Not only did legendary middle linebacker Ray Lewis retire from the game after a 17-year Hall of Fame career, but also General Manager Ozzie Newsome basically cleaned out the house following the franchise’s second Super Bowl championship.
Ed Reed, gone. Paul Kruger, gone. Bernard Pollard, gone. Cary Williams, gone. Dannell Ellerbe, gone. Brendan Ayanbadejo, gone.
Despite ranking 12th overall on defense in 2012, Newsome made the decision to part ways with a lot of key components to the squad rather than giving them the money they felt they deserved. After handing over a record-breaking, historic contract to franchise quarterback Joe Flacco, Newsome didn’t have much of a choice but to move forward without some beloved Baltimore defenders.
Though not overly aggressive at the start of the free agency period in March, Baltimore was patient and was able to fill the voids left by Kruger and Reed by bringing in Denver’s pass-rushing monster Elvis Dumervil and Oakland’s free safety Michael Huff on five- and three-year deals, respectively. In addition, the front office utilized the free agency period to add depth to a thin defensive line with the signings of Chris Canty and Marcus Spears. Both have the potential to start the season in the defensive lineup, but could also end up backing up Haloti Ngata, Arthur Jones and Terrance Cody.

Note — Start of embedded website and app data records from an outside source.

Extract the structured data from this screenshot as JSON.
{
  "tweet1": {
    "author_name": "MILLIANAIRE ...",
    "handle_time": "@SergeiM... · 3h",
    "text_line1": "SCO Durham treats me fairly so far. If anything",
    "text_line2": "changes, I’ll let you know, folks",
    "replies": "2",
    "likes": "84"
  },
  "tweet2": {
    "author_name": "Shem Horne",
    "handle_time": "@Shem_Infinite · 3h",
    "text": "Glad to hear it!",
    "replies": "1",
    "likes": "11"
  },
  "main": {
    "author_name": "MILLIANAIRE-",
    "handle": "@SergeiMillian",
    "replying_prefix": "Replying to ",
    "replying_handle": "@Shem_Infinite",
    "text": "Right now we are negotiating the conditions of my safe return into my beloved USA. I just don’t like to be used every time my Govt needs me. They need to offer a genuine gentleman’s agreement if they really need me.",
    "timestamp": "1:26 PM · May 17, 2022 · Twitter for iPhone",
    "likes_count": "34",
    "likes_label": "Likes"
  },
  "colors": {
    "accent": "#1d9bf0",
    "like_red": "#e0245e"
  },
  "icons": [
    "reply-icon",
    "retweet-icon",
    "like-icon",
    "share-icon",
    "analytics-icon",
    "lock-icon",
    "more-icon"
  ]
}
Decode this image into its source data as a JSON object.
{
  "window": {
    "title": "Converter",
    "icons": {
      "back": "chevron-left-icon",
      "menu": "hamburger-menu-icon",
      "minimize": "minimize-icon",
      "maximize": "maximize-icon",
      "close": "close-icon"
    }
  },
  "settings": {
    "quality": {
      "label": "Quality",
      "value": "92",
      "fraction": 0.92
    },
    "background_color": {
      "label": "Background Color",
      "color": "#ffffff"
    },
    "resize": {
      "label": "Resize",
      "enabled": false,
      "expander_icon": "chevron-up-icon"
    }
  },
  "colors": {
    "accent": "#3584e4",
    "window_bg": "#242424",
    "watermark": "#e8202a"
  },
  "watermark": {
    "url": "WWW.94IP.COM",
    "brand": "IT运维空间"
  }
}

Though there was a panic-ridden outbreak early in the 2013 off-season after not showing an aggressive approach early on and allowing its current players to sign elsewhere, GM Newsome’s game plan is much more clear as we approach the start of training camp at the end of this month––re-build the defensive side of the ball. Of course it will be tough to replace a guy such as Lewis, but the front office and head coach John Harbaugh made it clear that the defense was their main priority in April’s draft.

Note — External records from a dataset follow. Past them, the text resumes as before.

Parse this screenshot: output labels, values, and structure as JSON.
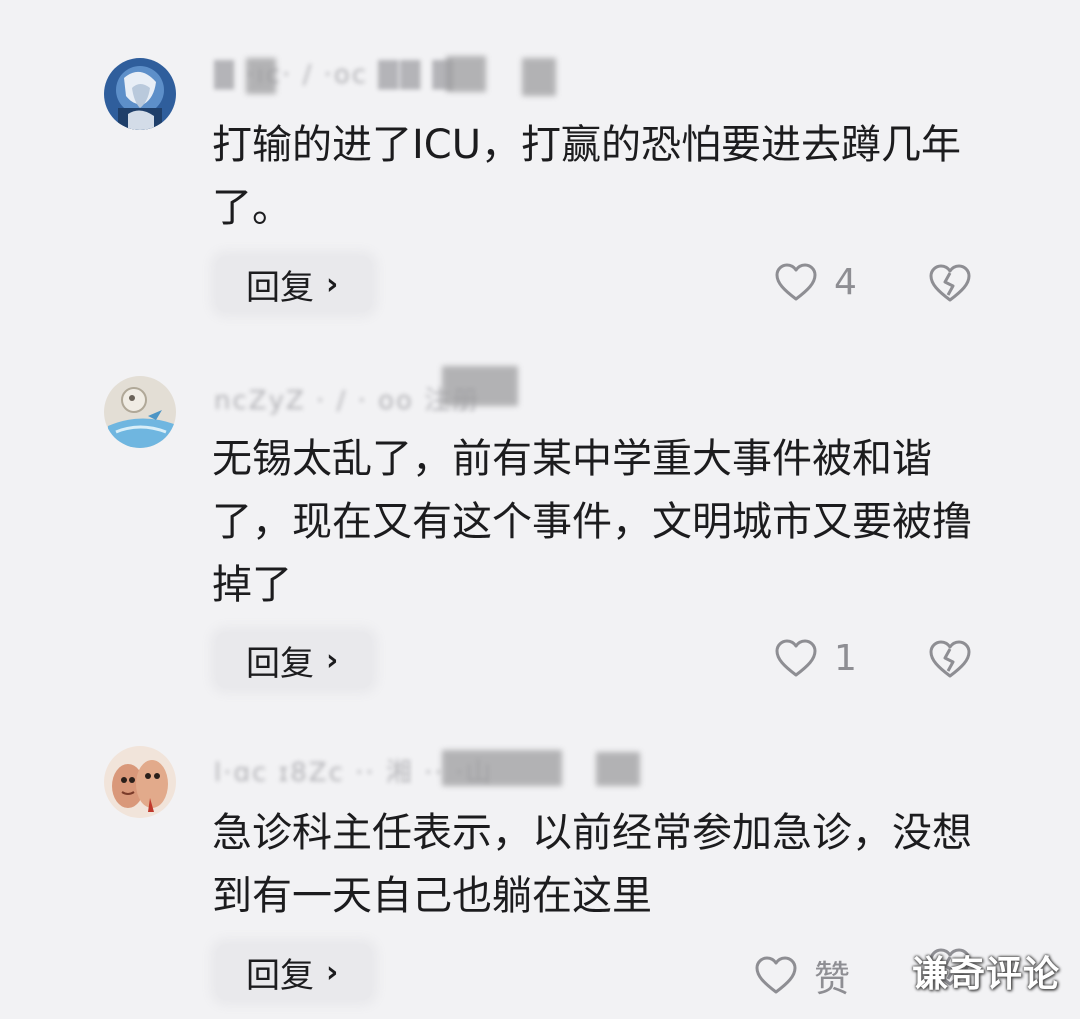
{
  "comments": [
    {
      "username": "█ ·ıc· / ·oc ██ █",
      "text": "打输的进了ICU，打赢的恐怕要进去蹲几年了。",
      "reply_label": "回复",
      "reply_chevron": "›",
      "likes": "4",
      "avatar_color": "#3f6fae"
    },
    {
      "username": "ncZyZ · / · oo 注册",
      "text": "无锡太乱了，前有某中学重大事件被和谐了，现在又有这个事件，文明城市又要被撸掉了",
      "reply_label": "回复",
      "reply_chevron": "›",
      "likes": "1",
      "avatar_color": "#7bb7dd"
    },
    {
      "username": "l·ɑc ɪ8Zc ·· 湘 ·· ·山",
      "text": "急诊科主任表示，以前经常参加急诊，没想到有一天自己也躺在这里",
      "reply_label": "回复",
      "reply_chevron": "›",
      "likes": "赞",
      "avatar_color": "#d99b7c"
    }
  ],
  "icons": {
    "like": "heart-outline-icon",
    "dislike": "broken-heart-icon",
    "reply": "chevron-right-icon"
  },
  "watermark": "谦奇评论"
}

In the first round, Baltimore selected Pollard’s replacement at the strong safety position, snagging Florida’s quick, ball-hawking safety Matt Elam with the No. 32 overall pick. Elam, known as one of this year’s draft class’s top safeties, was an electrifying player and emotional leader for the Gators during his college career, and it shouldn’t take him long to win over his new teammates in Baltimore. By the end of the second round of the draft, Baltimore had appeared to fill both Pollard’s and Lewis’ vacant positions with the drafting of inside linebacker Arthur Brown out of Kansas State. Brown will have the shot at being the day one starter on the inside, right alongside veterans Jameel McClain, Dumervil and the emotional leader Terrell Suggs.

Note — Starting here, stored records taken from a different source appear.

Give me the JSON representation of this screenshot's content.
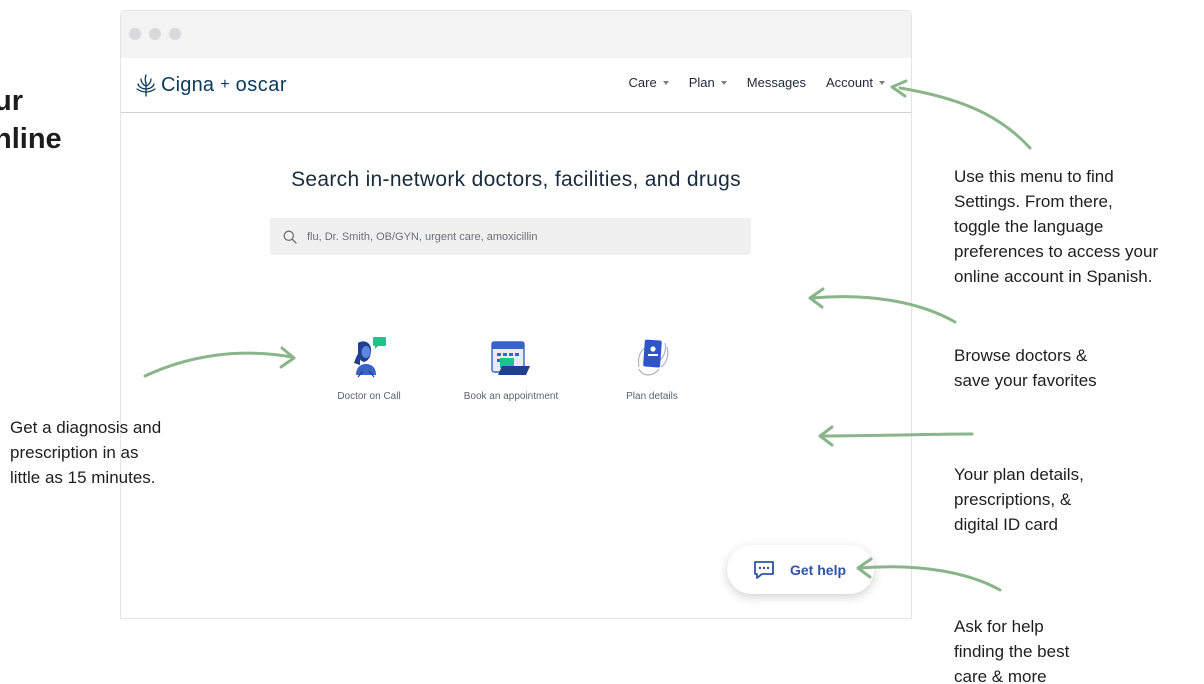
{
  "left_heading": {
    "line1": "ur",
    "line2": "nline"
  },
  "app": {
    "logo": {
      "cigna": "Cigna",
      "plus": "+",
      "oscar": "oscar"
    },
    "nav": [
      {
        "label": "Care"
      },
      {
        "label": "Plan"
      },
      {
        "label": "Messages"
      },
      {
        "label": "Account"
      }
    ],
    "search": {
      "title": "Search in-network doctors, facilities, and drugs",
      "placeholder": "flu, Dr. Smith, OB/GYN, urgent care, amoxicillin",
      "value": ""
    },
    "tiles": [
      {
        "label": "Doctor on Call",
        "icon": "doctor-chat-icon"
      },
      {
        "label": "Book an appointment",
        "icon": "calendar-icon"
      },
      {
        "label": "Plan details",
        "icon": "id-card-icon"
      }
    ],
    "get_help": {
      "label": "Get help",
      "icon": "chat-bubble-icon"
    }
  },
  "annotations": {
    "menu": [
      "Use this menu to find",
      "Settings. From there,",
      "toggle the language",
      "preferences to access your",
      "online account in Spanish."
    ],
    "browse": [
      "Browse doctors &",
      "save your favorites"
    ],
    "plan": [
      "Your plan details,",
      "prescriptions, &",
      "digital ID card"
    ],
    "help": [
      "Ask for help",
      "finding the best",
      "care & more"
    ],
    "diagnosis": [
      "Get a diagnosis and",
      "prescription in as",
      "little as 15 minutes."
    ]
  },
  "colors": {
    "arrow": "#8ab48a",
    "brand": "#0b3a5b",
    "help": "#2f54a3"
  }
}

Six of the team’s 10 picks in the draft were spent on defensive players, including their first four selections. Additional defensive line depth was added in rounds three (DT Brandon Williams out of Missouri Southern) and six (DE Kapron Lewis-Moore out of Notre Dame). Upon completion of free agency and the draft, Baltimore’s defensive outlook and strengths are completely different from the 2012 season, which ended up with a championship.
As of the beginning of July, the depth chart is projected to have five new starters plus an additional three players from last year’s squad that will be taking on the every day starting role for the first full season (Jones, McClain, Corey Graham). The total also doesn’t include Lardarius Webb’s return from injury.
Moral of the story is this: the defense has undergone major changes heading into the 2013 season, but that isn’t necessarily a bad thing for the Baltimore Ravens. The Lewis era is officially in the history books, as is the Reed era. The highly-touted veterans have been replaced with younger, more energetic guys, but the defense will still be able to receive leadership and emotional support from the vets such as Suggs and Ngata in the locker room. Entering the second season with former linebackers coach Dean Pees as the defensive coordinator, you can expect plenty of production from all levels of the defense if the squad can stay healthier than the 2012 campaign.